That's largely how Detroit managed to sack Johnson five times.

Unable to hear, linemen invariably get set back on their heels in domes. There are no ways to finesse it; they simply have to work twice as hard to hold their ground.

"I think you've just got to be prepared to be a little late, a little behind off the ball and then fight your [behind] off to get back in position to make the blocks you can make," Tre Johnson said. "It's like going against a bigger, stronger man. You've got to make whatever technical adjustments you need to get the job done."

In reviewing the game film, tackle Andy Heck noticed one such glitch in his technique during that awkward split-second between watching the ball and watching his opponent.

"When I was going from watching the ball and shifting my focus out to my defensive end, I had a tendency to set out too far and open myself up to an inside move," Heck said. He vowed not to make that mistake Sunday.

One way for the Redskins to combat crowd noise would be by running the ball. That's the best way to control the clock and keep opponents off the field. Against Detroit, the Redskins all but abandoned their running game after falling behind 20-10 in the first half. Afterward, some questioned the tactic.

"If we run the ball more, that means we're doing things in the game that would tend to take a crowd out of it: We're having success in the run. We're not behind in the points because we're able to stick with the run," Heck said.

Added Raymer: "Offensively, what you've got to do is go out and score points and shut the crowd up. That's the best way to deal with it."

But ultimately, there's no foolproof solution for overcoming indoor stadium noise.

As a former quarterback for the Minnesota Vikings, who play at the Metrodome, Brad Johnson knows the advantages of playing indoors.

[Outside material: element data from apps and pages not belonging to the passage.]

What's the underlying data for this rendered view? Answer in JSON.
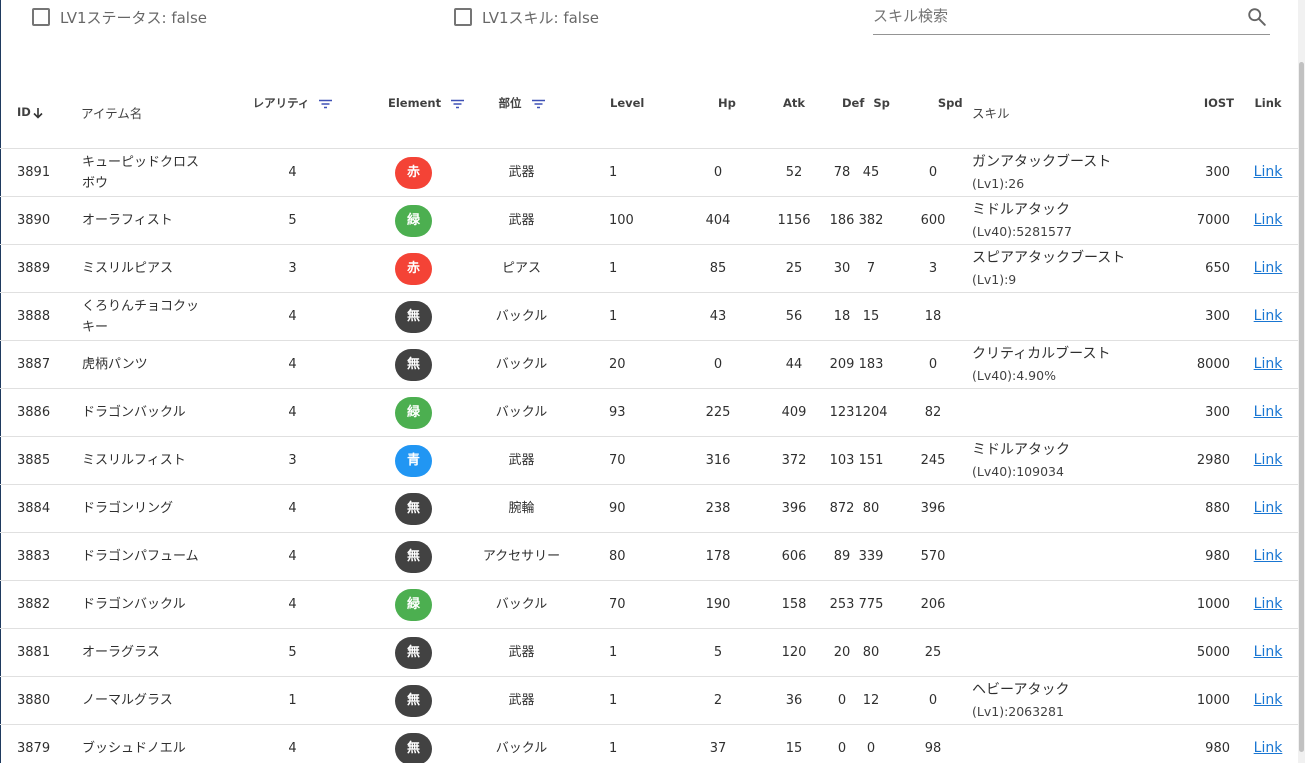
{
  "filters": {
    "lv1_status_label": "LV1ステータス: false",
    "lv1_skill_label": "LV1スキル: false"
  },
  "search": {
    "placeholder": "スキル検索",
    "value": "",
    "icon": "search-icon"
  },
  "colors": {
    "red": "#f44336",
    "green": "#4caf50",
    "blue": "#2196f3",
    "none": "#424242",
    "link": "#1976d2"
  },
  "table": {
    "headers": {
      "id": "ID",
      "name": "アイテム名",
      "rarity": "レアリティ",
      "element": "Element",
      "part": "部位",
      "level": "Level",
      "hp": "Hp",
      "atk": "Atk",
      "def": "Def",
      "sp": "Sp",
      "spd": "Spd",
      "skill": "スキル",
      "iost": "IOST",
      "link": "Link"
    },
    "rows": [
      {
        "id": "3891",
        "name": "キューピッドクロスボウ",
        "rarity": "4",
        "element": "赤",
        "element_color": "red",
        "part": "武器",
        "level": "1",
        "hp": "0",
        "atk": "52",
        "def": "78",
        "sp": "45",
        "spd": "0",
        "skill_name": "ガンアタックブースト",
        "skill_value": "(Lv1):26",
        "iost": "300",
        "link": "Link"
      },
      {
        "id": "3890",
        "name": "オーラフィスト",
        "rarity": "5",
        "element": "緑",
        "element_color": "green",
        "part": "武器",
        "level": "100",
        "hp": "404",
        "atk": "1156",
        "def": "186",
        "sp": "382",
        "spd": "600",
        "skill_name": "ミドルアタック",
        "skill_value": "(Lv40):5281577",
        "iost": "7000",
        "link": "Link"
      },
      {
        "id": "3889",
        "name": "ミスリルピアス",
        "rarity": "3",
        "element": "赤",
        "element_color": "red",
        "part": "ピアス",
        "level": "1",
        "hp": "85",
        "atk": "25",
        "def": "30",
        "sp": "7",
        "spd": "3",
        "skill_name": "スピアアタックブースト",
        "skill_value": "(Lv1):9",
        "iost": "650",
        "link": "Link"
      },
      {
        "id": "3888",
        "name": "くろりんチョコクッキー",
        "rarity": "4",
        "element": "無",
        "element_color": "none",
        "part": "バックル",
        "level": "1",
        "hp": "43",
        "atk": "56",
        "def": "18",
        "sp": "15",
        "spd": "18",
        "skill_name": "",
        "skill_value": "",
        "iost": "300",
        "link": "Link"
      },
      {
        "id": "3887",
        "name": "虎柄パンツ",
        "rarity": "4",
        "element": "無",
        "element_color": "none",
        "part": "バックル",
        "level": "20",
        "hp": "0",
        "atk": "44",
        "def": "209",
        "sp": "183",
        "spd": "0",
        "skill_name": "クリティカルブースト",
        "skill_value": "(Lv40):4.90%",
        "iost": "8000",
        "link": "Link"
      },
      {
        "id": "3886",
        "name": "ドラゴンバックル",
        "rarity": "4",
        "element": "緑",
        "element_color": "green",
        "part": "バックル",
        "level": "93",
        "hp": "225",
        "atk": "409",
        "def": "123",
        "sp": "1204",
        "spd": "82",
        "skill_name": "",
        "skill_value": "",
        "iost": "300",
        "link": "Link"
      },
      {
        "id": "3885",
        "name": "ミスリルフィスト",
        "rarity": "3",
        "element": "青",
        "element_color": "blue",
        "part": "武器",
        "level": "70",
        "hp": "316",
        "atk": "372",
        "def": "103",
        "sp": "151",
        "spd": "245",
        "skill_name": "ミドルアタック",
        "skill_value": "(Lv40):109034",
        "iost": "2980",
        "link": "Link"
      },
      {
        "id": "3884",
        "name": "ドラゴンリング",
        "rarity": "4",
        "element": "無",
        "element_color": "none",
        "part": "腕輪",
        "level": "90",
        "hp": "238",
        "atk": "396",
        "def": "872",
        "sp": "80",
        "spd": "396",
        "skill_name": "",
        "skill_value": "",
        "iost": "880",
        "link": "Link"
      },
      {
        "id": "3883",
        "name": "ドラゴンパフューム",
        "rarity": "4",
        "element": "無",
        "element_color": "none",
        "part": "アクセサリー",
        "level": "80",
        "hp": "178",
        "atk": "606",
        "def": "89",
        "sp": "339",
        "spd": "570",
        "skill_name": "",
        "skill_value": "",
        "iost": "980",
        "link": "Link"
      },
      {
        "id": "3882",
        "name": "ドラゴンバックル",
        "rarity": "4",
        "element": "緑",
        "element_color": "green",
        "part": "バックル",
        "level": "70",
        "hp": "190",
        "atk": "158",
        "def": "253",
        "sp": "775",
        "spd": "206",
        "skill_name": "",
        "skill_value": "",
        "iost": "1000",
        "link": "Link"
      },
      {
        "id": "3881",
        "name": "オーラグラス",
        "rarity": "5",
        "element": "無",
        "element_color": "none",
        "part": "武器",
        "level": "1",
        "hp": "5",
        "atk": "120",
        "def": "20",
        "sp": "80",
        "spd": "25",
        "skill_name": "",
        "skill_value": "",
        "iost": "5000",
        "link": "Link"
      },
      {
        "id": "3880",
        "name": "ノーマルグラス",
        "rarity": "1",
        "element": "無",
        "element_color": "none",
        "part": "武器",
        "level": "1",
        "hp": "2",
        "atk": "36",
        "def": "0",
        "sp": "12",
        "spd": "0",
        "skill_name": "ヘビーアタック",
        "skill_value": "(Lv1):2063281",
        "iost": "1000",
        "link": "Link"
      },
      {
        "id": "3879",
        "name": "ブッシュドノエル",
        "rarity": "4",
        "element": "無",
        "element_color": "none",
        "part": "バックル",
        "level": "1",
        "hp": "37",
        "atk": "15",
        "def": "0",
        "sp": "0",
        "spd": "98",
        "skill_name": "",
        "skill_value": "",
        "iost": "980",
        "link": "Link"
      }
    ]
  }
}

But he's quick to add that the RCA Dome alone doesn't explain why the Colts have gone from 3-13 last season to 11-2 this season.

"The reason why they're good is: They have good players," Johnson said. "The dome is definitely an advantage, but that's not why they're winning games."

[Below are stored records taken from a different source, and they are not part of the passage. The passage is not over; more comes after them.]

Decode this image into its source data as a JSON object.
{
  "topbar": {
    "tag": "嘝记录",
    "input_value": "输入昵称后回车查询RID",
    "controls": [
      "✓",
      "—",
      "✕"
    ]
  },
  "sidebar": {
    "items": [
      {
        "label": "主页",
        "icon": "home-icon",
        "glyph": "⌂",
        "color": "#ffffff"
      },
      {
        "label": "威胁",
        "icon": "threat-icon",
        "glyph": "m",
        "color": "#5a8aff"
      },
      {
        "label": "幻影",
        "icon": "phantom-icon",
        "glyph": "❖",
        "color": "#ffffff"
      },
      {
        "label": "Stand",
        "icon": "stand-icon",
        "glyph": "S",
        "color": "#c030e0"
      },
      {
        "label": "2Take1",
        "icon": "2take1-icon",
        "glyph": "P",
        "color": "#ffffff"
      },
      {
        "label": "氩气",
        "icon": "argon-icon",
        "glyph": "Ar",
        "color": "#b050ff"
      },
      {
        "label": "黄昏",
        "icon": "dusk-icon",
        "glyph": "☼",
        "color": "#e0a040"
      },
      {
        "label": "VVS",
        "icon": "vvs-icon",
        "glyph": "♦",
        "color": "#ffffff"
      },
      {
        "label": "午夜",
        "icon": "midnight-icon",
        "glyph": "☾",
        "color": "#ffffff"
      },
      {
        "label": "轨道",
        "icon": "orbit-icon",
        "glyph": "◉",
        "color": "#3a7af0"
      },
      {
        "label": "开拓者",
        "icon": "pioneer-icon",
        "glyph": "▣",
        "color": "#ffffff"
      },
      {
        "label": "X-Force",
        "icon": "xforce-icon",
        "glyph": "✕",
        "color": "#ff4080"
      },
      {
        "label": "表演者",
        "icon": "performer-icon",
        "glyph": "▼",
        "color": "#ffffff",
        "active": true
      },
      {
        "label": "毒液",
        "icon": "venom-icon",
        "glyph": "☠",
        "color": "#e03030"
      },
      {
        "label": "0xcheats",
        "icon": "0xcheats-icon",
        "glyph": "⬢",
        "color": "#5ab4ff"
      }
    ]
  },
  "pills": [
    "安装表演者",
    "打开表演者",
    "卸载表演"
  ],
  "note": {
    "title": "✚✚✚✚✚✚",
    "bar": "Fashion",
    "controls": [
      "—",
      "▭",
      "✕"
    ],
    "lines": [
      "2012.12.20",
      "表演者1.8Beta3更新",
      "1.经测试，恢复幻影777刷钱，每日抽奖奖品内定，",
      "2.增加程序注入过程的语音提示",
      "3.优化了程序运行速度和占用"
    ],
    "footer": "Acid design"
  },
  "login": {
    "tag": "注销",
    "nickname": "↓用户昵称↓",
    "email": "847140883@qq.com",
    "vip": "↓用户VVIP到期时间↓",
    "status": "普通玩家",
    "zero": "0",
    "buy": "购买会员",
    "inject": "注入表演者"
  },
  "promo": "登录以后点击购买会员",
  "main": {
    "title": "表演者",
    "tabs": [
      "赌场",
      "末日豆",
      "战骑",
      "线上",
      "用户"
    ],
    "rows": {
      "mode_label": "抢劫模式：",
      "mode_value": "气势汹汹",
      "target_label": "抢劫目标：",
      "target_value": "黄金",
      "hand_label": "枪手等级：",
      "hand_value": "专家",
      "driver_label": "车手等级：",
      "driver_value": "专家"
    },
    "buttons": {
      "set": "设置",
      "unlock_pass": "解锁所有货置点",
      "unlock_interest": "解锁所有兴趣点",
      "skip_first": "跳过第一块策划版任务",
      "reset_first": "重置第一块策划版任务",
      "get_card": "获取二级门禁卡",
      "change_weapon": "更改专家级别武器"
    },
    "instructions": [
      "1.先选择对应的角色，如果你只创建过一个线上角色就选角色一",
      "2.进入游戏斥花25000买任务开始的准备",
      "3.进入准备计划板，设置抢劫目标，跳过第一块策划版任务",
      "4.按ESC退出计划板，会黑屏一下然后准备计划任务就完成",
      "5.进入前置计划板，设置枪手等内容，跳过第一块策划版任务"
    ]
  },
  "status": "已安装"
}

CAPTION: Tackle Andy Heck, right, says the noisy Silverdome affected how he played: "I had a tendency to set out too far and open myself up to an inside move."